At the helm of the 24/7 news hub "What's Trending" is media empress Shira Lazar. Lazar, while being the host and executive producer of the show, is also the host and creator of the YouTube talk show "Partners Project," which specializes in interviewing stars of the YouTube network.
"What's Trending" now airs at 12 p.m. Monday through Friday and offers its viewers access to daily live-streaming video content, including music performances, daily celebrity interviews and even a "Hot On YouTube" video recap. The show has already been nominated for a prime time Emmy Award and has even been graced by the likes of celebrities such as Hollywood director Spike Lee and Virgin Group billionaire entrepreneur Richard Branson. But with all that Lazar and "What's Trending" co-founder and CEO Damon Berger have accomplished thus far, it's hard to believe that the show is so young.
"I think for 'What's Trending,' we were always going to be a brand that was daily, and so it was just a matter of when it was going to happen," Lazar told IBTimes. "So it really is a huge achievement going from a show that's once a week to five times a week."
While the show contains a wide body of content, most of it comes straight from the YouTube network. With thousands of YouTube shows and channels in existence, the movement is becoming stronger than ever with regular people becoming stars overnight via the video-sharing program.

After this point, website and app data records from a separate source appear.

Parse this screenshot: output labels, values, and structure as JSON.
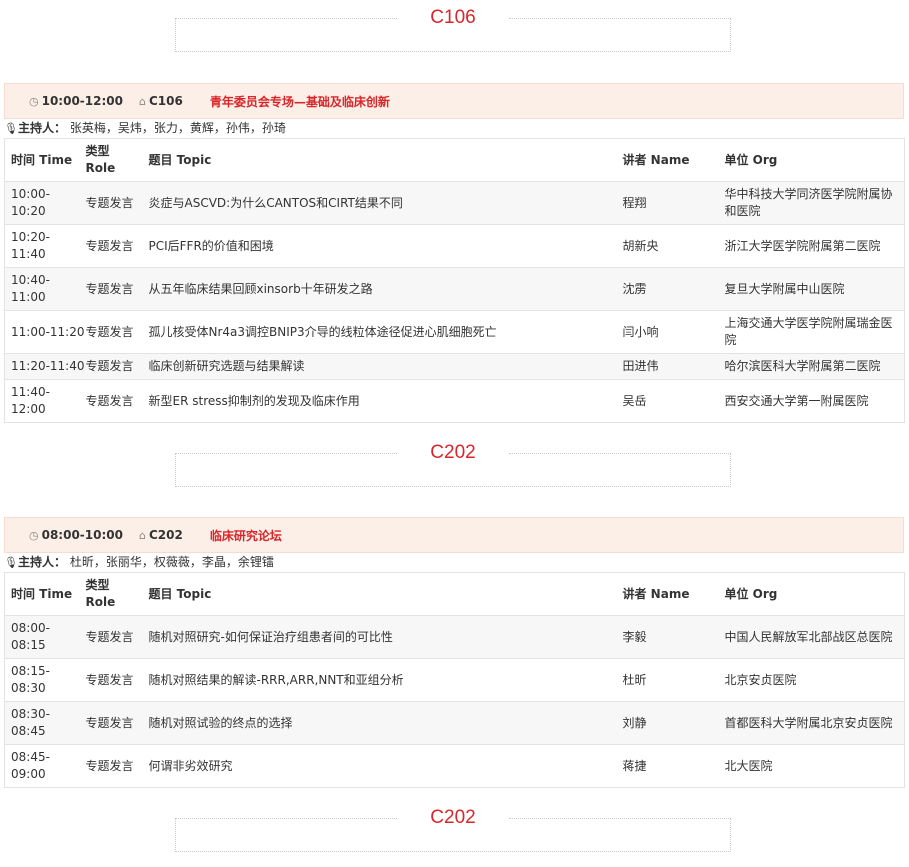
{
  "headers": [
    "时间 Time",
    "类型\nRole",
    "题目 Topic",
    "讲者 Name",
    "单位 Org"
  ],
  "room_headers": [
    "C106",
    "C202",
    "C202"
  ],
  "sessions": [
    {
      "time": "10:00-12:00",
      "room": "C106",
      "title": "青年委员会专场—基础及临床创新",
      "hosts_label": "主持人：",
      "hosts": "张英梅，吴炜，张力，黄辉，孙伟，孙琦",
      "rows": [
        {
          "time": "10:00-\n10:20",
          "role": "专题发言",
          "topic": "炎症与ASCVD:为什么CANTOS和CIRT结果不同",
          "name": "程翔",
          "org": "华中科技大学同济医学院附属协和医院"
        },
        {
          "time": "10:20-\n11:40",
          "role": "专题发言",
          "topic": "PCI后FFR的价值和困境",
          "name": "胡新央",
          "org": "浙江大学医学院附属第二医院"
        },
        {
          "time": "10:40-\n11:00",
          "role": "专题发言",
          "topic": "从五年临床结果回顾xinsorb十年研发之路",
          "name": "沈雳",
          "org": "复旦大学附属中山医院"
        },
        {
          "time": "11:00-11:20",
          "role": "专题发言",
          "topic": "孤儿核受体Nr4a3调控BNIP3介导的线粒体途径促进心肌细胞死亡",
          "name": "闫小响",
          "org": "上海交通大学医学院附属瑞金医院"
        },
        {
          "time": "11:20-11:40",
          "role": "专题发言",
          "topic": "临床创新研究选题与结果解读",
          "name": "田进伟",
          "org": "哈尔滨医科大学附属第二医院"
        },
        {
          "time": "11:40-\n12:00",
          "role": "专题发言",
          "topic": "新型ER stress抑制剂的发现及临床作用",
          "name": "吴岳",
          "org": "西安交通大学第一附属医院"
        }
      ]
    },
    {
      "time": "08:00-10:00",
      "room": "C202",
      "title": "临床研究论坛",
      "hosts_label": "主持人：",
      "hosts": "杜昕，张丽华，权薇薇，李晶，余锂镭",
      "rows": [
        {
          "time": "08:00-\n08:15",
          "role": "专题发言",
          "topic": "随机对照研究-如何保证治疗组患者间的可比性",
          "name": "李毅",
          "org": "中国人民解放军北部战区总医院"
        },
        {
          "time": "08:15-\n08:30",
          "role": "专题发言",
          "topic": "随机对照结果的解读-RRR,ARR,NNT和亚组分析",
          "name": "杜昕",
          "org": "北京安贞医院"
        },
        {
          "time": "08:30-\n08:45",
          "role": "专题发言",
          "topic": "随机对照试验的终点的选择",
          "name": "刘静",
          "org": "首都医科大学附属北京安贞医院"
        },
        {
          "time": "08:45-\n09:00",
          "role": "专题发言",
          "topic": "何谓非劣效研究",
          "name": "蒋捷",
          "org": "北大医院"
        }
      ]
    }
  ]
}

"I think it's amazing to see the talent and the individuals that have taken to YouTube to build their careers themselves," Lazar said. "We came at a time when we could have gone either route. We could have gotten jobs at huge companies. ... But to really innovate right now, we believe you need to do it on the outside."
Lazar, a well-known personality in the media world, has made regular appearances discussing Internet culture and digital trends on major networks such as CBS News, Bloomberg TV, CNN and Fox News channel. With so much opportunity to create a production with the help of one of the above networks, one has to ask, "why YouTube?"
"It's a very rare thing to have the support within a major traditional company that allows you to experiment and find out what the audience wants," Berger told IBTimes. "I think that we were able to do that with 'What's Trending,' and I think that this goes for the whole YouTube and online ecosystem when it comes to independent creation."
The YouTube channel network, a database centered on artists such as musicians, filmmakers, comedians and athletes, gives creators an opportunity to hone their skills and essentially build larger audiences.
"It's something that really allows you to create from the heart and do what your audience wants," Berger said. "It's also a really interesting freedom that you have that I don't think you necessarily get within those big companies.
With the YouTube channel network, as well as shows like "What's Trending," being so young, the stage is essentially set for Lazar and those like her to pave the way for the media revolution to come.
The last five years has seen the advent of a number of new platforms in which content can be delivered including the iPad, Android and several other touchscreen tablets, all of which make shows like "What's Trending" more accessible.
"We see a future where content is available on every screen, it just depends on how you want to experience it," Lazar said. "And YouTube is a big part of that. With Google TV obviously coming up and the brand of personalities on YouTube getting more audiences than cable networks, those brands are going to be brands that consumers recognize. And so I think it's all going to come together and merge in many ways ... but right now, I think we're in a time of emergence of new platforms and new brands."
According to Lazar, the top 10 YouTube channels currently have a bigger audience than the top 10 cable networks today. While specific numbers weren't available, the idea would seem to justify Google's purchase of the video-sharing website for $1.65 billion back in 2006.
Meanwhile, as "What's Trending" enters its second week as a daily formatted show, it looks to the future as place for stars of all calibers to thrive.
"When you look at the guests that we want to have, it's a combination of these great independent YouTube creators, but it's also providing a platform for traditional celebrities to have a place online where they're comfortable," Berger said. "There's not a lot out there right now that they are comfortable with in terms of being on a digital talk show, and I think that speaks volumes to Shira and her star power to be able to attract the kinds of people we get on the show, whether it's Richard Branson or Snoop Dogg. I think that we've really created a place that they feel comfortable to be on."
Berger and Lazar currently have their hands full with the seemingly successful show that they are calling a "new-school MTV for the YouTube generation." The duo goes on to relate what MTV did for music videos to what they hope to do for YouTube videos.
"There's a culture that's emerging out of this platform, and it's really a revolutionary kind of a thing. It's like we see these young kids who don't even turn on a TV anymore, but they'll spend three to four hours on YouTube, Lazar said. "But we've just scratched the surface. So we're constantly thinking to ourselves, how big can we build this? The sky is the limit!"